→ **ABOUT THIS TASK**
Your task is to give the entries back exactly, leaving nothing out.

[SUPPLIED DATA]

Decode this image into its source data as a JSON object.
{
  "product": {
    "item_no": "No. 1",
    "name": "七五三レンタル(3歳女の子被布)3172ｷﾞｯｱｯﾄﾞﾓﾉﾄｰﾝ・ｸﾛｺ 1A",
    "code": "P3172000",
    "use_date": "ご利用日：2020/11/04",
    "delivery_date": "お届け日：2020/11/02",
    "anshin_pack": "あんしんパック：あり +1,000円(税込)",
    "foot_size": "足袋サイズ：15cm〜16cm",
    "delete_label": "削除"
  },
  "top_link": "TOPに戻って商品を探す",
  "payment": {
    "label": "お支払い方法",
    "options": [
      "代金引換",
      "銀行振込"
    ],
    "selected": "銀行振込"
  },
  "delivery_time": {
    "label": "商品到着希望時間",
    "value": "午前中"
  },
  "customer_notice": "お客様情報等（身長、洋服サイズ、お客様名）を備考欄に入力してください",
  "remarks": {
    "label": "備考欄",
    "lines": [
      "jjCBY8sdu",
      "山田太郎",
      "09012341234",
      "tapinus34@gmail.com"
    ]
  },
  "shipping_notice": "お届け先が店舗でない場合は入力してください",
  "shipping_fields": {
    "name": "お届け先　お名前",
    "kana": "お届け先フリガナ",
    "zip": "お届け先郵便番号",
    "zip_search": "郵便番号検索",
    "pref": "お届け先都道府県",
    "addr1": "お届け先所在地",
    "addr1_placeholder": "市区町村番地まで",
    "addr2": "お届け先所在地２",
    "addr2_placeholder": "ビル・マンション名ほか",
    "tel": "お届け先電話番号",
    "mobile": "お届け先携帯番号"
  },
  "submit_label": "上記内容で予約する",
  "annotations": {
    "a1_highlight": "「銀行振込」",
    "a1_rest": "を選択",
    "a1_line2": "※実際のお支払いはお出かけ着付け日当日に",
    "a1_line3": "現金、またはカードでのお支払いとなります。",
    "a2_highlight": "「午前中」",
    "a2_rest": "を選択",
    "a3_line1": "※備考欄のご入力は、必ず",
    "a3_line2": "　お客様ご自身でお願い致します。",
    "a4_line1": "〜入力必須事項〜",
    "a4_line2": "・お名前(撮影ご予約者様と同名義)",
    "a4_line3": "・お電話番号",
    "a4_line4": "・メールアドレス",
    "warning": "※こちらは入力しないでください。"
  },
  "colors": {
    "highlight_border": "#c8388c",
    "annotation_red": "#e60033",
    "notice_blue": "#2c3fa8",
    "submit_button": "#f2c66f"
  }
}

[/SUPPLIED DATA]

→ **REPLY**
Decode this image into its source data as a JSON object.
{
  "product": {
    "item_no": "No. 1",
    "name": "七五三レンタル(3歳女の子被布)3172ｷﾞｯｱｯﾄﾞﾓﾉﾄｰﾝ・ｸﾛｺ 1A",
    "code": "P3172000",
    "use_date": "ご利用日：2020/11/04",
    "delivery_date": "お届け日：2020/11/02",
    "anshin_pack": "あんしんパック：あり +1,000円(税込)",
    "foot_size": "足袋サイズ：15cm〜16cm",
    "delete_label": "削除"
  },
  "top_link": "TOPに戻って商品を探す",
  "payment": {
    "label": "お支払い方法",
    "options": [
      "代金引換",
      "銀行振込"
    ],
    "selected": "銀行振込"
  },
  "delivery_time": {
    "label": "商品到着希望時間",
    "value": "午前中"
  },
  "customer_notice": "お客様情報等（身長、洋服サイズ、お客様名）を備考欄に入力してください",
  "remarks": {
    "label": "備考欄",
    "lines": [
      "jjCBY8sdu",
      "山田太郎",
      "09012341234",
      "tapinus34@gmail.com"
    ]
  },
  "shipping_notice": "お届け先が店舗でない場合は入力してください",
  "shipping_fields": {
    "name": "お届け先　お名前",
    "kana": "お届け先フリガナ",
    "zip": "お届け先郵便番号",
    "zip_search": "郵便番号検索",
    "pref": "お届け先都道府県",
    "addr1": "お届け先所在地",
    "addr1_placeholder": "市区町村番地まで",
    "addr2": "お届け先所在地２",
    "addr2_placeholder": "ビル・マンション名ほか",
    "tel": "お届け先電話番号",
    "mobile": "お届け先携帯番号"
  },
  "submit_label": "上記内容で予約する",
  "annotations": {
    "a1_highlight": "「銀行振込」",
    "a1_rest": "を選択",
    "a1_line2": "※実際のお支払いはお出かけ着付け日当日に",
    "a1_line3": "現金、またはカードでのお支払いとなります。",
    "a2_highlight": "「午前中」",
    "a2_rest": "を選択",
    "a3_line1": "※備考欄のご入力は、必ず",
    "a3_line2": "　お客様ご自身でお願い致します。",
    "a4_line1": "〜入力必須事項〜",
    "a4_line2": "・お名前(撮影ご予約者様と同名義)",
    "a4_line3": "・お電話番号",
    "a4_line4": "・メールアドレス",
    "warning": "※こちらは入力しないでください。"
  },
  "colors": {
    "highlight_border": "#c8388c",
    "annotation_red": "#e60033",
    "notice_blue": "#2c3fa8",
    "submit_button": "#f2c66f"
  }
}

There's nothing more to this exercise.